[[ INPUT FOR THIS TASK open ]]
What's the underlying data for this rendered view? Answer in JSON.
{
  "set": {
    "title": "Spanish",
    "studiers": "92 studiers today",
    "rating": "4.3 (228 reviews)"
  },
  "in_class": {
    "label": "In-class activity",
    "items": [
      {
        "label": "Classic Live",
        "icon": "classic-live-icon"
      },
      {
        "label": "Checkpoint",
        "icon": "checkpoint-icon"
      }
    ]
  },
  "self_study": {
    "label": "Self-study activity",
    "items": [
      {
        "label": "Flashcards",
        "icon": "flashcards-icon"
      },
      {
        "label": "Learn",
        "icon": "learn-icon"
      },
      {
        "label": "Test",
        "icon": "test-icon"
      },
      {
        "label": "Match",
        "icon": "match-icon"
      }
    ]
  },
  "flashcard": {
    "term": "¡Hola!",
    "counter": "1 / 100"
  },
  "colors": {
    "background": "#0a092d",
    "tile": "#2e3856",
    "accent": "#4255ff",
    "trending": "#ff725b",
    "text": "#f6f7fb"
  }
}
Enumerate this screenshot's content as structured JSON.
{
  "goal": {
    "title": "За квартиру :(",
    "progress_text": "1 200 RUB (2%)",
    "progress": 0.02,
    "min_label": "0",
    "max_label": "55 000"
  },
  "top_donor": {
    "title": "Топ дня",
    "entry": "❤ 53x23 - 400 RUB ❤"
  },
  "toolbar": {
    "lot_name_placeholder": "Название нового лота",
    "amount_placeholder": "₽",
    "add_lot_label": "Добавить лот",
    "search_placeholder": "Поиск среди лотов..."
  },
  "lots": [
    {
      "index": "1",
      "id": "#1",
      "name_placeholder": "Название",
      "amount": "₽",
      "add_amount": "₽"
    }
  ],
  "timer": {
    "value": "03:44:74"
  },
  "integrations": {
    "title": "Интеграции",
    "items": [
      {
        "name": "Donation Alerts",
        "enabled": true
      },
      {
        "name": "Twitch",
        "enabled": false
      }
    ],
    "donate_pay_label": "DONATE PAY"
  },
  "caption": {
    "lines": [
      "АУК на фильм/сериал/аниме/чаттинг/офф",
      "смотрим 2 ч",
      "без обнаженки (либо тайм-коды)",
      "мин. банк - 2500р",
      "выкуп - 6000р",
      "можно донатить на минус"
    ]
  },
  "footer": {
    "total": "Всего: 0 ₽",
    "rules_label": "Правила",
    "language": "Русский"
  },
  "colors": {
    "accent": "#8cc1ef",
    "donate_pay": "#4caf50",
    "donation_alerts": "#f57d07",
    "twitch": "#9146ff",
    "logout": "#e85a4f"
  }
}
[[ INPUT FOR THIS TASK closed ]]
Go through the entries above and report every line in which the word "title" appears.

    "title": "Spanish",
    "title": "За квартиру :(",
    "title": "Топ дня",
    "title": "Интеграции",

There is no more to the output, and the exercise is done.